* **Working data**:

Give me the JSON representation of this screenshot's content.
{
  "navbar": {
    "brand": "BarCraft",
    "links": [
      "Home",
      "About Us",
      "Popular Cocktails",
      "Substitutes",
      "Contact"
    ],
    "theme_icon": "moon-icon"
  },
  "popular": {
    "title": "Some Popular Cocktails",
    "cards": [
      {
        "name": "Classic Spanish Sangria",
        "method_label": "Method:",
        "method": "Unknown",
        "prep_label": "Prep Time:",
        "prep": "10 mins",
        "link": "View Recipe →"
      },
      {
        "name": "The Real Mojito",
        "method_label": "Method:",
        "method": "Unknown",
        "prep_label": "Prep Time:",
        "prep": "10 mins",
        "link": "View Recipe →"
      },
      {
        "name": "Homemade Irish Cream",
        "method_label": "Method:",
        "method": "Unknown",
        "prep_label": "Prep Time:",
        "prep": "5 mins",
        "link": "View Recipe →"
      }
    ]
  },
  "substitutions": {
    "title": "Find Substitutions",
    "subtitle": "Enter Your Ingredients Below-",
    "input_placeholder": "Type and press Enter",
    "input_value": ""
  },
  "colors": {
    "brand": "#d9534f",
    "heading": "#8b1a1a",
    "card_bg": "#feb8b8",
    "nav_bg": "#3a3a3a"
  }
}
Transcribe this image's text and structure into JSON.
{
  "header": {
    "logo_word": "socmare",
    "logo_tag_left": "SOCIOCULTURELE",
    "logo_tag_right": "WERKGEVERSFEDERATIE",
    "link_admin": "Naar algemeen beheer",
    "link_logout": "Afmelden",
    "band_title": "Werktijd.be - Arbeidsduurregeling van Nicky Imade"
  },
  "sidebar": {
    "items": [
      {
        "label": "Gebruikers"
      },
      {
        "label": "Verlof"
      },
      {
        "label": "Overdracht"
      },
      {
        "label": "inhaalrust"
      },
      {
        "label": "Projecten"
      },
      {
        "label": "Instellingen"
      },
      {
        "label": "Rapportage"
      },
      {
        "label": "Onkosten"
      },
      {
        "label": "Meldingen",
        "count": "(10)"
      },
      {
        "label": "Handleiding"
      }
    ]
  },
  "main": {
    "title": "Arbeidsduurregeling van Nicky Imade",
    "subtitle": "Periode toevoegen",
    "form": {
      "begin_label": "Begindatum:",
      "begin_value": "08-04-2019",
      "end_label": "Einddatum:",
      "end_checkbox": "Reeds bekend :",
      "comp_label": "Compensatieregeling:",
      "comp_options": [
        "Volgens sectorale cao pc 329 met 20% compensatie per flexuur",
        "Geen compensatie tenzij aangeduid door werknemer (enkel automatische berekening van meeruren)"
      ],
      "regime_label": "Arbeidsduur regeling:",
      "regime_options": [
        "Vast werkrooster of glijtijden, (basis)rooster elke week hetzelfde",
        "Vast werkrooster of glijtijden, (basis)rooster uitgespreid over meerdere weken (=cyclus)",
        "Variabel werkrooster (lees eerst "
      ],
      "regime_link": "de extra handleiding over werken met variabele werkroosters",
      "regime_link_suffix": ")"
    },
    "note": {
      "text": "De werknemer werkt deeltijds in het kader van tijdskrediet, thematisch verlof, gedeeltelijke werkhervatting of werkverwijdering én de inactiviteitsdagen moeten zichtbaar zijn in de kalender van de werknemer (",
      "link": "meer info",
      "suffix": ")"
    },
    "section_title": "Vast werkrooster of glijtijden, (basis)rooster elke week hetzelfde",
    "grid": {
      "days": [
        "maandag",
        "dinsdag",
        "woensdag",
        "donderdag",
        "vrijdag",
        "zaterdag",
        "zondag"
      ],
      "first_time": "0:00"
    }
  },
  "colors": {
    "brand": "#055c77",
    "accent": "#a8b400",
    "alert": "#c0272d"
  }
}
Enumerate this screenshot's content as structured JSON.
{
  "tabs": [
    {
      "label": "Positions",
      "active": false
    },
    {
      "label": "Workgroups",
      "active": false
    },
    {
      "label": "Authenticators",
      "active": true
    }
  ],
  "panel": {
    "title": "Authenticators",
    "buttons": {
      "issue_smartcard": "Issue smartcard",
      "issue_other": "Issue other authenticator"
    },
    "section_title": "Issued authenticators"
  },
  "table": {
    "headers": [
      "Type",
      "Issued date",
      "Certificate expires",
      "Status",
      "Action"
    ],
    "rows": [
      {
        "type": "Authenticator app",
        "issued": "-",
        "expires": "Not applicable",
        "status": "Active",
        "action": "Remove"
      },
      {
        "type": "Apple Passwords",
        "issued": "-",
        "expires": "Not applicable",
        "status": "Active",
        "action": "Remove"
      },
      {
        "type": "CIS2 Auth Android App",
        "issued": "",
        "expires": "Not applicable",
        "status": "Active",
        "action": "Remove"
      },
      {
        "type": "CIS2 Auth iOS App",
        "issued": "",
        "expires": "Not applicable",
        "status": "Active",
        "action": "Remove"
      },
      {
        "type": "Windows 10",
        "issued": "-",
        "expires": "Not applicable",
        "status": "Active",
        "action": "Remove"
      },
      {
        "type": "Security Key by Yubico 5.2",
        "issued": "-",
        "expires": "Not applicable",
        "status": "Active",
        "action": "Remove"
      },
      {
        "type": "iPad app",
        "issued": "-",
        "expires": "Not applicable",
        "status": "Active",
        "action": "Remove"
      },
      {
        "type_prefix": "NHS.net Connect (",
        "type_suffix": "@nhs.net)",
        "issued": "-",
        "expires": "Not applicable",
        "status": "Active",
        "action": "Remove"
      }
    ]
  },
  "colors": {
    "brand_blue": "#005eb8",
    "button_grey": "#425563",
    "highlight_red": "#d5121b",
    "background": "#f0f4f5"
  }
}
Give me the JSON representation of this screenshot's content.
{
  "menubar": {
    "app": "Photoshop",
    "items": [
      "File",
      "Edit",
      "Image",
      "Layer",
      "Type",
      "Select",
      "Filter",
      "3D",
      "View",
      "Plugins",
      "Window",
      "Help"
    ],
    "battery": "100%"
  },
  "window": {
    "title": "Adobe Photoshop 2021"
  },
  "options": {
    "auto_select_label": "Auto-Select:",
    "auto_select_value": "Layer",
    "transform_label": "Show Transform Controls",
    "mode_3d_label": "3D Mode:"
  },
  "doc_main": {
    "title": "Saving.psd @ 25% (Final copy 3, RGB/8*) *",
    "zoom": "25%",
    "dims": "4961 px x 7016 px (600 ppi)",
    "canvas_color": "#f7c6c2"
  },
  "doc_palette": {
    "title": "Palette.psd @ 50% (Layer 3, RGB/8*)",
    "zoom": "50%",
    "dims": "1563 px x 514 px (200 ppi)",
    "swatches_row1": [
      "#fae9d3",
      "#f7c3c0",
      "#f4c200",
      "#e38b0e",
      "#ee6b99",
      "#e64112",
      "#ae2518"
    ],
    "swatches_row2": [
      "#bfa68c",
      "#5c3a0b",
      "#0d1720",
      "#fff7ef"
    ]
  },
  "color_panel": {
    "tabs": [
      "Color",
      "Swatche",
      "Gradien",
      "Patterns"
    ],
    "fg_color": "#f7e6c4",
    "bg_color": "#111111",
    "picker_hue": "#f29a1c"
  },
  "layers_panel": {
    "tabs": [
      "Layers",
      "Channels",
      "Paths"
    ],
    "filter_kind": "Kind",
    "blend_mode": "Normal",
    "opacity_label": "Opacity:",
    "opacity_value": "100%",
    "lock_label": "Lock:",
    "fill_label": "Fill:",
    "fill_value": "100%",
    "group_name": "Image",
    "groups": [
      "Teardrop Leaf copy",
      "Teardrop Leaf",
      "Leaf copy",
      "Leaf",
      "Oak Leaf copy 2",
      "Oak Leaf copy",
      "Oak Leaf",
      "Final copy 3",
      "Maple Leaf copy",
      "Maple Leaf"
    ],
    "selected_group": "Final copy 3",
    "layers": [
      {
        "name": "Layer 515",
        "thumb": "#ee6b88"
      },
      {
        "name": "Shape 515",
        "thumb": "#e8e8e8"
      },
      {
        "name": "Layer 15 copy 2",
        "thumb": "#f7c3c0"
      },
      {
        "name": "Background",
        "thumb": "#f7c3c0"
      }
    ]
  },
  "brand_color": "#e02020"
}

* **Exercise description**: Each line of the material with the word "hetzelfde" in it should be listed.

* **Exercise solution**:
        "Vast werkrooster of glijtijden, (basis)rooster elke week hetzelfde",
    "section_title": "Vast werkrooster of glijtijden, (basis)rooster elke week hetzelfde",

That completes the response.